2016 has been overshadowed by bad news, both politically and for the music industry itself.
Yet the shifting social landscape and loss of musical icons doesn't seem to have galvanised any one artistic movement in response, surely that's on the horizon for 2017. But while this annus horribilis may not be remembered for a particular genre or artist capturing the cultural zeitgeist, it did reinforce the simple point that the concept of an album is not dead yet. From Bowie and Cohen quite brilliantly using the format as a last will and testament, Beyonce's lavish visual album for Lemonade, to Kanye and Frank Ocean bypassing some methods of traditional distribution, it's clear that the digital age of single song downloads hasn't killed the album as an artistic statement. Vinyl has helped to massively bolster sales of physical products too, emphasising the artistic merits of the album beyond simply the music on the record.
With that in mind, many well-established artists delivered records vying for position with their best work. Bands such as Weezer, Green Day, Biffy Clyro, and Against Me! may not be making many end of year top ten lists, but their output in 2016 has been impressively solid. Even Metallica returned with a record that lived up to its hype. Elsewhere other artists produced records that at an earlier point in the year would certainly have made my list; Ray LaMontagne, Brian Fallon, Iggy Pop, Shearwater, Wye Oak, A Tribe Called Quest, Bob Mould, PJ Harvey, Joseph Arthur, and St. Paul & The Broken Bones, all comfortably fit into that category. Of particular note was the album, which kept appearing on my list and then just falling frustratingly into a lower position. Underworld's Barbara Barbara, We Face A Shining Future is a glorious album. It's two men at a very different point in their lives using the music of their youth to paint a portrait of life post 50, and the result is uplifting and hopeful in a way that many other albums weren't this year. I'm delighted that Underworld has picked up a Grammy nomination for such a great record.

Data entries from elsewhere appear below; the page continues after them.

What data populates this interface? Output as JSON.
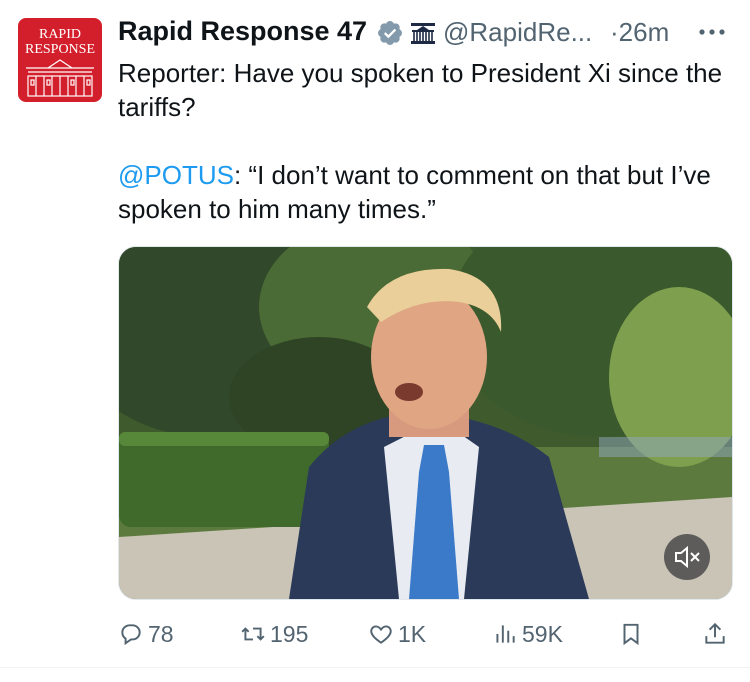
{
  "tweet": {
    "avatar_text_line1": "RAPID",
    "avatar_text_line2": "RESPONSE",
    "author_name": "Rapid Response 47",
    "handle": "@RapidRe...",
    "separator": "·",
    "timestamp": "26m",
    "text_line1": "Reporter: Have you spoken to President Xi since the tariffs?",
    "mention": "@POTUS",
    "quote": ": “I don’t want to comment on that but I’ve spoken to him many times.”"
  },
  "actions": {
    "replies": "78",
    "reposts": "195",
    "likes": "1K",
    "views": "59K"
  },
  "icons": [
    "verified-badge-icon",
    "government-badge-icon",
    "more-icon",
    "mute-icon",
    "reply-icon",
    "repost-icon",
    "like-icon",
    "views-icon",
    "bookmark-icon",
    "share-icon"
  ],
  "colors": {
    "accent": "#1d9bf0",
    "avatar_bg": "#d31f2b",
    "muted_text": "#536471"
  }
}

One final mention before sharing my ten favourite records of 2016 is for Jimmy Broomfield. Performing under the name Heart Of Oak, his debut EP, aptly titled EP 1, was released this year. It's a collection of songs that are deeply personal and wonderfully intimate with their bare bones performances. His song-writing is both clever and witty and if you're looking for some home-grown talent with a promising future you need look no further than Heart Of Oak's website.
Continue reading: Jim Pusey's Top Ten Albums Of 2016
St. Louis' hip hop scene is explored in the latest Budweiser documentary.
The ever overlooked St. Louis, Missouri is our next stop for the Budweiser Made in America documentary series, and an appropriate point ahead of Jay Z's music festival.
Almost every major city in the United States has some sort of musical identity which is exactly that sort of thing that inspired Jay Z to create Budweiser Made in America festival. It's all about looking at different genres from all over the country and uniting them in two major cities: Philadelphia and Los Angeles. However, there are plenty of musically rich cities out there that just barely get noticed - even in spite of some of the major stars that have come out of them.
Many ticket-holders couldn't get into the O2 Arena show on Tuesday night (September 19th) because they didn't bring photo ID to match their booking.
An album re-release, a new song and a documentary mark the singer's legacy this year.
The film will be the first in the Marvel Cinematic Universe led by a person of colour.
The actor plays the titular hero in the forthcoming adaptation.